[Stored items from a collection]
= = = = =
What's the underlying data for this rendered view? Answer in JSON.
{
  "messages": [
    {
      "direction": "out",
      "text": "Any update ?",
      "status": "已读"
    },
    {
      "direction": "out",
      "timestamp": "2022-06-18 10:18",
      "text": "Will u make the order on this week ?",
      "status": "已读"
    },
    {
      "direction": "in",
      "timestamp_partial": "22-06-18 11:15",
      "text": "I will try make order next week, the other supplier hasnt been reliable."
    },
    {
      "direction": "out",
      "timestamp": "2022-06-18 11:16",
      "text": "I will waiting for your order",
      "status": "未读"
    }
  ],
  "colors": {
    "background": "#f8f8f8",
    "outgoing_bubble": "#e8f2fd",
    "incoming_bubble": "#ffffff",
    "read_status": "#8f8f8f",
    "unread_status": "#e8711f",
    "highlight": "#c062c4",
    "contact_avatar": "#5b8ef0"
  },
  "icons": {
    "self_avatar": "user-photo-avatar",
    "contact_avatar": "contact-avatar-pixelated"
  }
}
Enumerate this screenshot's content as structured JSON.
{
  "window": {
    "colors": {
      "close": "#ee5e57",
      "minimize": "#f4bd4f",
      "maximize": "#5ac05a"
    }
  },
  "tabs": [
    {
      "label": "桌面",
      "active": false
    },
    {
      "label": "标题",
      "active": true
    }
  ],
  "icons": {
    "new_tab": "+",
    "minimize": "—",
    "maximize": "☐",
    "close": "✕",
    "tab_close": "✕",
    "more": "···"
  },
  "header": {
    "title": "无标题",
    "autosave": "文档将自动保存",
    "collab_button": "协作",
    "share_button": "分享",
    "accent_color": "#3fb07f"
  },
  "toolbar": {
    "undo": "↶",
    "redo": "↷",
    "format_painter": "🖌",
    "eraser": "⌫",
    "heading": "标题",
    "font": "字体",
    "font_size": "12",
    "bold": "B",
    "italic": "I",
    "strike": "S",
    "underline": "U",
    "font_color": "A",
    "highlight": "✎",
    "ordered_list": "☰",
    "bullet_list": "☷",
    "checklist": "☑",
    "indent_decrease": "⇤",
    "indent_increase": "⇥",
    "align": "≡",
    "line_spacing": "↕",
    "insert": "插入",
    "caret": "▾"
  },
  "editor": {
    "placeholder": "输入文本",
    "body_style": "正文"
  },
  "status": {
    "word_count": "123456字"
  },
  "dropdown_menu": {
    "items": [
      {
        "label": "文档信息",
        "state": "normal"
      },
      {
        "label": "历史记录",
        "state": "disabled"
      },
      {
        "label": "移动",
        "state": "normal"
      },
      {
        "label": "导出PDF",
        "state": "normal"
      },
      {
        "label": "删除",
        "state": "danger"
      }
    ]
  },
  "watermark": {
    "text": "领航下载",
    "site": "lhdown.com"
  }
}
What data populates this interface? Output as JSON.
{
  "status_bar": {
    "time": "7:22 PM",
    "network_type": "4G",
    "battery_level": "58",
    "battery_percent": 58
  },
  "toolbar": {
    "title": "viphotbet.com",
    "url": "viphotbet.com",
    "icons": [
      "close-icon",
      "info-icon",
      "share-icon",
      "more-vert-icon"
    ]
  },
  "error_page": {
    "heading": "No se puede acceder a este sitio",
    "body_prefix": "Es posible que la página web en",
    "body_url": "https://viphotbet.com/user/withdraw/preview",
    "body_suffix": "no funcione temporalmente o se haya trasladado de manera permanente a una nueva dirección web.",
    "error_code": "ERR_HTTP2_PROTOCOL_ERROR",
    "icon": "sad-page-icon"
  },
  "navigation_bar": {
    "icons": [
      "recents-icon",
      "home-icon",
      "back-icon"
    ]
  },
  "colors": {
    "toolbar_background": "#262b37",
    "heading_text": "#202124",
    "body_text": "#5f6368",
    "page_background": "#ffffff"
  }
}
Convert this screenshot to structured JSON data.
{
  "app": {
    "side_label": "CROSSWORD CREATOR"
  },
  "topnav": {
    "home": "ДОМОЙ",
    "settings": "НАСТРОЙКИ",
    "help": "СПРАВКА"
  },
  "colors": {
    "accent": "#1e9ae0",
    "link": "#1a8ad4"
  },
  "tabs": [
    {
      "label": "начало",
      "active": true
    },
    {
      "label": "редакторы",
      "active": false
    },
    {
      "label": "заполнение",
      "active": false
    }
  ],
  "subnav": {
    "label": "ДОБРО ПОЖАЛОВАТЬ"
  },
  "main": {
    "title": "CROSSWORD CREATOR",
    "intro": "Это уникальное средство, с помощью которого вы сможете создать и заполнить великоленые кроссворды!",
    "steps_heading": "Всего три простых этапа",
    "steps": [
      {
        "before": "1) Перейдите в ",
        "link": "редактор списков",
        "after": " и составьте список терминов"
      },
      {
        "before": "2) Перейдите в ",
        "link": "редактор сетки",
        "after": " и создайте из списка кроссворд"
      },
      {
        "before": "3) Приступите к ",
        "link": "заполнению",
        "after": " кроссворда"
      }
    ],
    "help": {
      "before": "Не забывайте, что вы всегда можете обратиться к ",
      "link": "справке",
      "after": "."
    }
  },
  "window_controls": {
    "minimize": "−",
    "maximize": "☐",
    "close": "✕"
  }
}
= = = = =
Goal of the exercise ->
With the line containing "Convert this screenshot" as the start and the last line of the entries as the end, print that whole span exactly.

Response ->
Convert this screenshot to structured JSON data.
{
  "app": {
    "side_label": "CROSSWORD CREATOR"
  },
  "topnav": {
    "home": "ДОМОЙ",
    "settings": "НАСТРОЙКИ",
    "help": "СПРАВКА"
  },
  "colors": {
    "accent": "#1e9ae0",
    "link": "#1a8ad4"
  },
  "tabs": [
    {
      "label": "начало",
      "active": true
    },
    {
      "label": "редакторы",
      "active": false
    },
    {
      "label": "заполнение",
      "active": false
    }
  ],
  "subnav": {
    "label": "ДОБРО ПОЖАЛОВАТЬ"
  },
  "main": {
    "title": "CROSSWORD CREATOR",
    "intro": "Это уникальное средство, с помощью которого вы сможете создать и заполнить великоленые кроссворды!",
    "steps_heading": "Всего три простых этапа",
    "steps": [
      {
        "before": "1) Перейдите в ",
        "link": "редактор списков",
        "after": " и составьте список терминов"
      },
      {
        "before": "2) Перейдите в ",
        "link": "редактор сетки",
        "after": " и создайте из списка кроссворд"
      },
      {
        "before": "3) Приступите к ",
        "link": "заполнению",
        "after": " кроссворда"
      }
    ],
    "help": {
      "before": "Не забывайте, что вы всегда можете обратиться к ",
      "link": "справке",
      "after": "."
    }
  },
  "window_controls": {
    "minimize": "−",
    "maximize": "☐",
    "close": "✕"
  }
}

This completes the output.